- The Air Force Research Laboratory DSRC at Wright-Patterson Air Force Base, Ohio, will receive an SGI ICE X system, based on the 2.3 GHz Intel Xeon E5-2699v3 (“Haswell-EP”) processors. The system will be named “Thunder” and consist of:
- 125,888 compute cores
- 356 Intel Xeon Phi coprocessors
- 356 NVIDIA Tesla K40 GPGPUs
- 443 terabytes of memory
- 12.4 petabytes of storage
- 5.66 petaFLOPS of peak computing capability
- The Navy DSRC of the Naval Meteorology and Oceanography Command at Stennis Space Center, Mississippi, will receive three Cray XC40 systems containing 2.3 GHz Intel Xeon E5-2698v3 (“Haswell-EP”) processors. The systems will be named “Bean,” “Conrad” and “Gordon” in honor of the Apollo 12 astronauts Alan Bean, Pete Conrad and Richard F. Gordon, Jr., all of whom were also naval aviators. Two larger systems will each contain:
- 50,208 compute cores
- 168 Intel Xeon Phi coprocessors
- 197 terabytes of memory
- 2.29 petabytes of storage
- 2.0 petaFLOPS of peak computing capability
A third smaller system will contain:
- 6,720 compute cores
- 24 Intel Xeon Phi coprocessors
- 27 terabytes of memory
- 420 terabytes of storage
- 260 teraFLOPS peak computing capability
Combined, the Navy DSRC will add 107,136 compute cores and 4.26 petaFLOPS of capability to the DSRC.

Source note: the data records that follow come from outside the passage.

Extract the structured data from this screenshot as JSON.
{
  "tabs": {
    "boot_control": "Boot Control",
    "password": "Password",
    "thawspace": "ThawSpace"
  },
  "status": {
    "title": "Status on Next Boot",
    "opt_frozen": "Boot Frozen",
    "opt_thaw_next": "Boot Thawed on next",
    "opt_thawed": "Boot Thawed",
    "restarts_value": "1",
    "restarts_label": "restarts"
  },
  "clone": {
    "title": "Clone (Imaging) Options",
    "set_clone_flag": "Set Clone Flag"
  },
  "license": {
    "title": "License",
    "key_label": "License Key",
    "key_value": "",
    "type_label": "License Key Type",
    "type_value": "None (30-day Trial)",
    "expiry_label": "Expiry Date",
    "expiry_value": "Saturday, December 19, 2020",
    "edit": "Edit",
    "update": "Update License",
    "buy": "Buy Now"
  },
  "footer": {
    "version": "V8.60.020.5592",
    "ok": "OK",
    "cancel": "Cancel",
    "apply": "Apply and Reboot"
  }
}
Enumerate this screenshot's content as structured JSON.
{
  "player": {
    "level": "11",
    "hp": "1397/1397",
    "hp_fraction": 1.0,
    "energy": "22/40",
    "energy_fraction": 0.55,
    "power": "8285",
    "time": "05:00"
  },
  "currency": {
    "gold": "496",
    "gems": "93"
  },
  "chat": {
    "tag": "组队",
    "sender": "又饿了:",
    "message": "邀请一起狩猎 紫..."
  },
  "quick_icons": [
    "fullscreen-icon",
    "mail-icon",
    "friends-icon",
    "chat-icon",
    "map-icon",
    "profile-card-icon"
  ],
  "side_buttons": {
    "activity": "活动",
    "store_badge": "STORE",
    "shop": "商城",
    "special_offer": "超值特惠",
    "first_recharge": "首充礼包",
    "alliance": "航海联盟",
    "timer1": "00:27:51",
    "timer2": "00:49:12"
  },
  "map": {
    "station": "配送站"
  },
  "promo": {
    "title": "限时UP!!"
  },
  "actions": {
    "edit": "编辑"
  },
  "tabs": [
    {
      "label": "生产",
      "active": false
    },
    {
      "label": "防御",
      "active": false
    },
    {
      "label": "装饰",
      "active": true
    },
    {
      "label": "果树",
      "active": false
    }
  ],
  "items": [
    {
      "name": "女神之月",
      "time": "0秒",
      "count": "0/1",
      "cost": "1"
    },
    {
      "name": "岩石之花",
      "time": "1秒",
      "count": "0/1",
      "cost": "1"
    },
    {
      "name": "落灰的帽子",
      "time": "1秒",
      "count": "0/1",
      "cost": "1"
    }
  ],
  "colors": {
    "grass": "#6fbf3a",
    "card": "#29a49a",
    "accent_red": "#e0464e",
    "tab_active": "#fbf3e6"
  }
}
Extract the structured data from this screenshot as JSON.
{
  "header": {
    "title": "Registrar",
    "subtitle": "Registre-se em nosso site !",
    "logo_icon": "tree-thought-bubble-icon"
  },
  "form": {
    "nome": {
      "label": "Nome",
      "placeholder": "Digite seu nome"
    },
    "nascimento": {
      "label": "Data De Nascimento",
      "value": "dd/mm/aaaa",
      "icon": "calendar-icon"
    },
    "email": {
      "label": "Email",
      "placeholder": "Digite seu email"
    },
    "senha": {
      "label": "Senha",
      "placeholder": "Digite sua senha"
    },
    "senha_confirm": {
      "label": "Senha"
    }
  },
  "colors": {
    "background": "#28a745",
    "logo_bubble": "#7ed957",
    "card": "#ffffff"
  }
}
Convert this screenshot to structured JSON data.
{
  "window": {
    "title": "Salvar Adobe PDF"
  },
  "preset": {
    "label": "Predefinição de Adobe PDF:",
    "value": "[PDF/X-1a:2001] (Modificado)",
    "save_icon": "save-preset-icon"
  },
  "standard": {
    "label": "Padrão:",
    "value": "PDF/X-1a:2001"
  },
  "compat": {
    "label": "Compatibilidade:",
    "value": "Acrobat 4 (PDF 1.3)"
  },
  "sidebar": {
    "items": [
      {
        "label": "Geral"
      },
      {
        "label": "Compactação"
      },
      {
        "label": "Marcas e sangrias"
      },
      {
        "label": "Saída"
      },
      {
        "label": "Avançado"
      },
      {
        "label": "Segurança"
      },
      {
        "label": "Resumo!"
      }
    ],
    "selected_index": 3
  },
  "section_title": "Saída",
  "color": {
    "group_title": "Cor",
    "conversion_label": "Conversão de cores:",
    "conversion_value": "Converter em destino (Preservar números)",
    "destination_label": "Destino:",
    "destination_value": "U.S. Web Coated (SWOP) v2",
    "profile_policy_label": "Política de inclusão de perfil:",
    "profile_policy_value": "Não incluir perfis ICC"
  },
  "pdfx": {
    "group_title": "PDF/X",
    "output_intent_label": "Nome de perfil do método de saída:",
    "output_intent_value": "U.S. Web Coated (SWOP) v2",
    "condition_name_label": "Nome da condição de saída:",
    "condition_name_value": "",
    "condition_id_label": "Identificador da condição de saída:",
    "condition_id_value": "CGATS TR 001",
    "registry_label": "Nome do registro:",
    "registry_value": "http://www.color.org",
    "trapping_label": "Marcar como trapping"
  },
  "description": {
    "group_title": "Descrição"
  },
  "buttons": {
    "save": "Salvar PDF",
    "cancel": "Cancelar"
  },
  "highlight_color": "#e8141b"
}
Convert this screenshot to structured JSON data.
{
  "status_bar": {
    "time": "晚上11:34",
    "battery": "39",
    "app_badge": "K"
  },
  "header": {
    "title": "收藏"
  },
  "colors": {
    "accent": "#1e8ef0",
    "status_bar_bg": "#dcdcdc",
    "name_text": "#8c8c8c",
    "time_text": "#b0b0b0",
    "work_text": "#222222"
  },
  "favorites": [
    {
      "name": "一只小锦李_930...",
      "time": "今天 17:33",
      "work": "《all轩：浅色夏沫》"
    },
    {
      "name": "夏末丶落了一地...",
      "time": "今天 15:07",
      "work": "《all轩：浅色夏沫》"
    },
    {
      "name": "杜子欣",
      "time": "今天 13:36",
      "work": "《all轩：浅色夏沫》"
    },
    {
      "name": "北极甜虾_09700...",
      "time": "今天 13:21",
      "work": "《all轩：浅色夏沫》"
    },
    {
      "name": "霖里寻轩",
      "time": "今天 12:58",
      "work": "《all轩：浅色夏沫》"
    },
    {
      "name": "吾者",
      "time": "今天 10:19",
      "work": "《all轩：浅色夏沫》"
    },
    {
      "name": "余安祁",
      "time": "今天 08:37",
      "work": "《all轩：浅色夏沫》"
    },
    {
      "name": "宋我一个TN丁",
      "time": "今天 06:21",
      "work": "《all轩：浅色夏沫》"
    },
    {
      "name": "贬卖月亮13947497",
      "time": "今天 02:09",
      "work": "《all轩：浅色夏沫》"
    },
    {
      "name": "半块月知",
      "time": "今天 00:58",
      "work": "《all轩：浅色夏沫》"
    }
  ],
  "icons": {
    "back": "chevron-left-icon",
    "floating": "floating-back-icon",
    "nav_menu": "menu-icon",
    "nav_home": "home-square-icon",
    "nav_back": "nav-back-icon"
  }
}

The HPCMP enables advanced computing for the DOD’s science and engineering communities, and serves as an innovation enabler. HPC is employed in a broad range of diverse application areas in the DOD including fluid dynamics, structural mechanics, materials design, space situational awareness, climate and ocean modeling, and environmental quality.